It is amazing what has suddenly become possible. Basic child allowance, a universal basic income – both already adopted in summer 2022. At higher levels than originally envisaged. Despite the war in Ukraine and subsidies intended to keep the economic wheels turning. That’s also thanks to a sudden awareness on the part of the ten percent super-rich Germans that having a fourth yacht moored in Monaco doesn’t make them any happier. Even corporate leaders realise tax fraud is tantamount to a declaration of social bankruptcy. Fiddling your taxes does not go down well with consumers, who no longer have to buy at rock-bottom prices thanks to the universal basic income. “Sustainability” is no longer a hip buzzword that seems to mean “unaffordable for ordinary people”, but a matter of course for all production chains.

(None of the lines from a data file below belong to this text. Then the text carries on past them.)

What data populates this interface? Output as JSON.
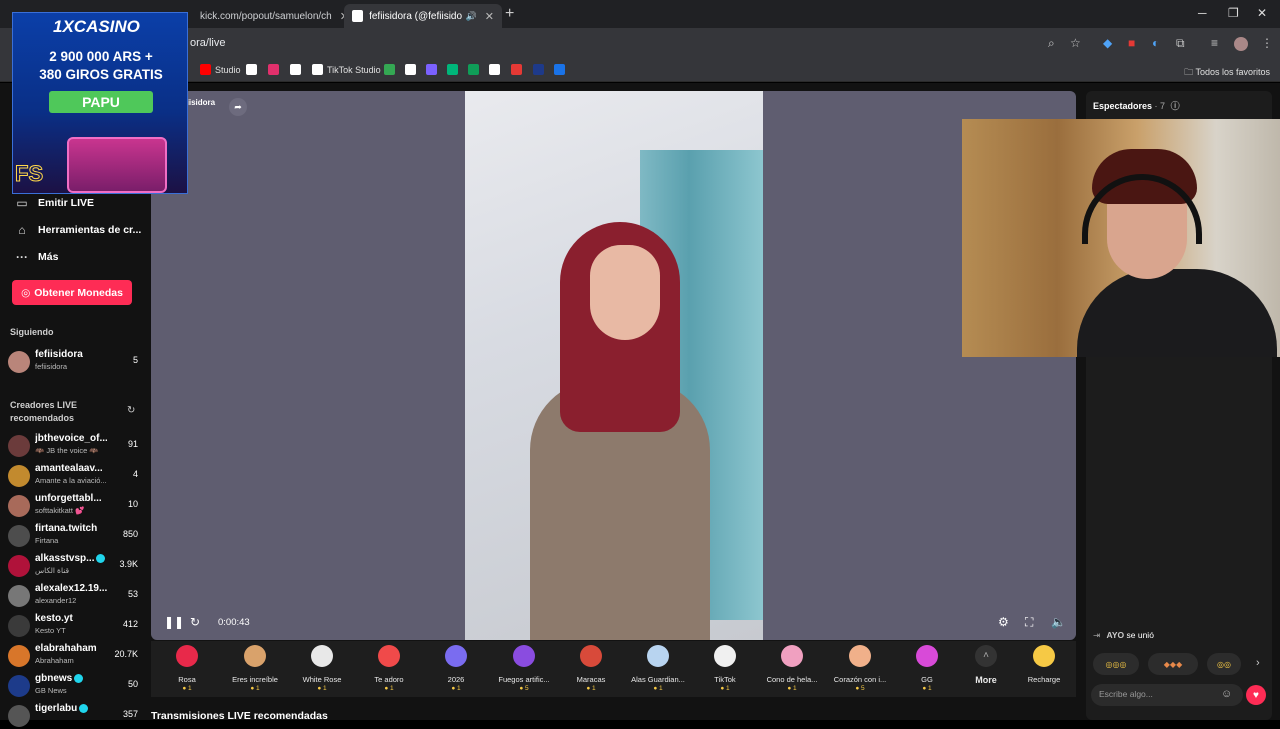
{
  "browser": {
    "tabs": [
      {
        "title": "kick.com/popout/samuelon/ch",
        "favicon_color": "#53fc18"
      },
      {
        "title": "fefiisidora (@fefiisidora) es",
        "favicon_color": "#ffffff"
      }
    ],
    "url": "ora/live",
    "bookmarks": [
      {
        "label": "Studio",
        "color": "#ff0000"
      },
      {
        "label": "",
        "color": "#ffffff"
      },
      {
        "label": "",
        "color": "#e1306c"
      },
      {
        "label": "",
        "color": "#ffffff"
      },
      {
        "label": "TikTok Studio",
        "color": "#ffffff"
      },
      {
        "label": "",
        "color": "#34a853"
      },
      {
        "label": "",
        "color": "#ffffff"
      },
      {
        "label": "",
        "color": "#7b61ff"
      },
      {
        "label": "",
        "color": "#00b67a"
      },
      {
        "label": "",
        "color": "#0f9d58"
      },
      {
        "label": "",
        "color": "#ffffff"
      },
      {
        "label": "",
        "color": "#e53935"
      },
      {
        "label": "",
        "color": "#1e3a8a"
      },
      {
        "label": "",
        "color": "#1a73e8"
      }
    ],
    "all_bookmarks": "Todos los favoritos"
  },
  "ad": {
    "brand": "1XCASINO",
    "line1": "2 900 000 ARS +",
    "line2": "380 GIROS GRATIS",
    "button": "PAPU",
    "badge": "FS"
  },
  "sidebar": {
    "nav": [
      {
        "label": "Emitir LIVE",
        "icon": "camera-icon"
      },
      {
        "label": "Herramientas de cr...",
        "icon": "home-icon"
      },
      {
        "label": "Más",
        "icon": "more-icon"
      }
    ],
    "coins_button": "Obtener Monedas",
    "following_title": "Siguiendo",
    "following": [
      {
        "name": "fefiisidora",
        "sub": "fefiisidora",
        "count": "5",
        "color": "#b9857a"
      }
    ],
    "recommended_title": "Creadores LIVE recomendados",
    "creators": [
      {
        "name": "jbthevoice_of...",
        "sub": "🦇 JB the voice 🦇",
        "count": "91",
        "color": "#6b3b3b"
      },
      {
        "name": "amantealaav...",
        "sub": "Amante a la aviació...",
        "count": "4",
        "color": "#c28a2e"
      },
      {
        "name": "unforgettabl...",
        "sub": "softtakitkatt 💕",
        "count": "10",
        "color": "#a86a5a"
      },
      {
        "name": "firtana.twitch",
        "sub": "Firtana",
        "count": "850",
        "color": "#4d4d4d"
      },
      {
        "name": "alkasstvsp...",
        "sub": "قناة الكاس",
        "count": "3.9K",
        "color": "#b0123a",
        "verified": true
      },
      {
        "name": "alexalex12.19...",
        "sub": "alexander12",
        "count": "53",
        "color": "#777777"
      },
      {
        "name": "kesto.yt",
        "sub": "Kesto YT",
        "count": "412",
        "color": "#3a3a3a"
      },
      {
        "name": "elabrahaham",
        "sub": "Abrahaham",
        "count": "20.7K",
        "color": "#d8762a"
      },
      {
        "name": "gbnews",
        "sub": "GB News",
        "count": "50",
        "color": "#1d3b8a",
        "verified": true
      },
      {
        "name": "tigerlabu",
        "sub": "",
        "count": "357",
        "color": "#555555",
        "verified": true
      }
    ]
  },
  "stage": {
    "streamer": "fiisidora",
    "time": "0:00:43"
  },
  "gifts": [
    {
      "label": "Rosa",
      "price": "1",
      "color": "#e8294a"
    },
    {
      "label": "Eres increíble",
      "price": "1",
      "color": "#d9a26b"
    },
    {
      "label": "White Rose",
      "price": "1",
      "color": "#e8e8e8"
    },
    {
      "label": "Te adoro",
      "price": "1",
      "color": "#f04a4a"
    },
    {
      "label": "2026",
      "price": "1",
      "color": "#7a6cf0"
    },
    {
      "label": "Fuegos artific...",
      "price": "5",
      "color": "#8a4ce0"
    },
    {
      "label": "Maracas",
      "price": "1",
      "color": "#d84a3a"
    },
    {
      "label": "Alas Guardian...",
      "price": "1",
      "color": "#b8d4f0"
    },
    {
      "label": "TikTok",
      "price": "1",
      "color": "#f0f0f0"
    },
    {
      "label": "Cono de hela...",
      "price": "1",
      "color": "#f0a0c0"
    },
    {
      "label": "Corazón con i...",
      "price": "5",
      "color": "#f0b08a"
    },
    {
      "label": "GG",
      "price": "1",
      "color": "#d84ad8"
    }
  ],
  "gift_more": "More",
  "recharge": "Recharge",
  "recommended_section": "Transmisiones LIVE recomendadas",
  "right_panel": {
    "viewers_label": "Espectadores",
    "viewers_count": "· 7",
    "join_user": "AYO",
    "join_text": "se unió",
    "chat_placeholder": "Escribe algo..."
  }
}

Business and politics have apparently adopted a broader perspective. Actually, it’s crystal clear: if people are earning, they will consume more. In order to ensure economic stimulus again in the wake of the coronavirus pandemic and high inflation, women and men must receive equal pay for equal work of equal value. In negotiations, the two sides of industry have finally defined what constitutes “work of equal value” and agree on appropriate collective agreements. The four gender-neutral criteria laid out in the Comparable Worth Index are applied to all industries and occupations. As a result, preschool teachers receive the same salary as electrical engineers. The gender pay gap is narrowed by ten percentage points.

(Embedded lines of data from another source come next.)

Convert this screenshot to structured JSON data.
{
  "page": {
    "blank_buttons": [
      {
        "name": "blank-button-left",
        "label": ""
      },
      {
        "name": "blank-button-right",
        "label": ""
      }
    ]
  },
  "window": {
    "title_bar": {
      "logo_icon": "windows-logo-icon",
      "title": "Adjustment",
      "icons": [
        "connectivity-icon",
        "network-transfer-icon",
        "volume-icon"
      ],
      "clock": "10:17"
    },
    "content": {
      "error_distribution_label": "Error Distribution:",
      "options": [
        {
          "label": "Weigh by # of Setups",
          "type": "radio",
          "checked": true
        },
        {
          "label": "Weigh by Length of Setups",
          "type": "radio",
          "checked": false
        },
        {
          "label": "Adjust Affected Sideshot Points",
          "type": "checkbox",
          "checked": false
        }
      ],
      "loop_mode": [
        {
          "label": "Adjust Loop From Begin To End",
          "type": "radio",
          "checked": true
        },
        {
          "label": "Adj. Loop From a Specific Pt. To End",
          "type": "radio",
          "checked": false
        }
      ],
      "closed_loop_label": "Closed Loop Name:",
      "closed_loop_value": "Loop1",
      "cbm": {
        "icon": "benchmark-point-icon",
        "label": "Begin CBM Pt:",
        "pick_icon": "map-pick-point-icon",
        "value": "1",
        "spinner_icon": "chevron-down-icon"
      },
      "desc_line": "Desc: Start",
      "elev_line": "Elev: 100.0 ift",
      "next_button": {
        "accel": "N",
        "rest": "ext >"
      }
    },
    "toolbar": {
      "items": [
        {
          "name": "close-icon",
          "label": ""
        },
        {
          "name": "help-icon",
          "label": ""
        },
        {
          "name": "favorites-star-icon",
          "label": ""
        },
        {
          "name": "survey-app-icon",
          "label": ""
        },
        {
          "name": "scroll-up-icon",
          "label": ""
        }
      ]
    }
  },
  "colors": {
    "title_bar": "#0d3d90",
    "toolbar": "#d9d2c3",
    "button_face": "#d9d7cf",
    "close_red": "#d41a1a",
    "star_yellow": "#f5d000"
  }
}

Equality will be put into practice before the end of the decade in Germany. That is thanks to decisive implementation of two laws that already exist in a very weakened, watered-down form: The Act on Equal Participation of Women and Men in Executive Positions in the Private and Public Sector (also referred to by its German acronym FüPoG) will be extended to all listed companies with parity-based co-determination and will apply to the supervisory board and executive board, as well as to the first and second tiers of management. Penalties for non-compliance are foreseen. It is clear that corporate culture will only change if competitors fear penalties for non-adherence with the changed provisions. There is also a tight timetable stipulating the schedule for companies to implement particular quotas. Thanks to clear messaging, the business community seizes the opportunity and implements this legislation.
Improvements are also being made to the Pay Transparency Act. The standardised, certified test criteria quickly reveal whether and where wage discrimination exists in companies. The legislation’s impact is further boosted as it now also applies to companies with fewer than 200 employees – the type of firm in which mainly women work. From this point, people begin talking about money – with friends, colleagues and their bosses.

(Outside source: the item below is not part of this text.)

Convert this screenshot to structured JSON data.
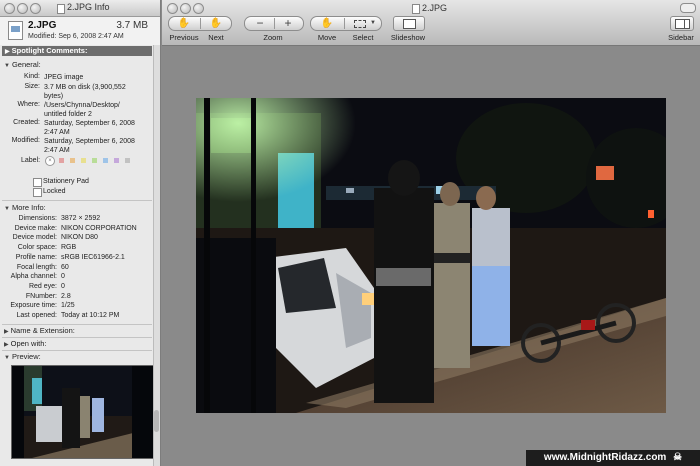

The gender pay gap is narrowed by another five percentage points.
The residual gender pay gap vanishes when companies realise unpaid care work helps fund the economy as a kind of shadow economy. Interruptions in working life to take on unpaid care responsibilities (still primarily found among women in summer 2022) are no longer seen as a “gap” or “time-out” in career paths, but rather as further training for leadership positions. By now, parents receive not just three but seven non-transferable months of paid parental leave. This means both parents take the same amount of such leave. Companies can adjust easily and are glad that their female employees return to the workplace more quickly rather than taking on the lion’s share of unpaid care work. That is a huge advantage in an era of skills shortages.
Traditional stereotypes about roles – the sabre-toothed tigers of our era – have become extinct. Girls fall in love with maths and boys with care work. Parental leave grounded in parity demonstrates that family care work is neither female-dominated nor hostile to men. And women in STEM professions? Women in leadership positions? That’s just normal.
Uta Zech, actress and advertising executive, owner of the agency Zech Dombrowsky Design, presents panel discussions and conferences, taught for 15 years at the Filmschauspielschule Berlin, and has been President of Business and Professional Women (BPW) Germany e.V. since June 2016.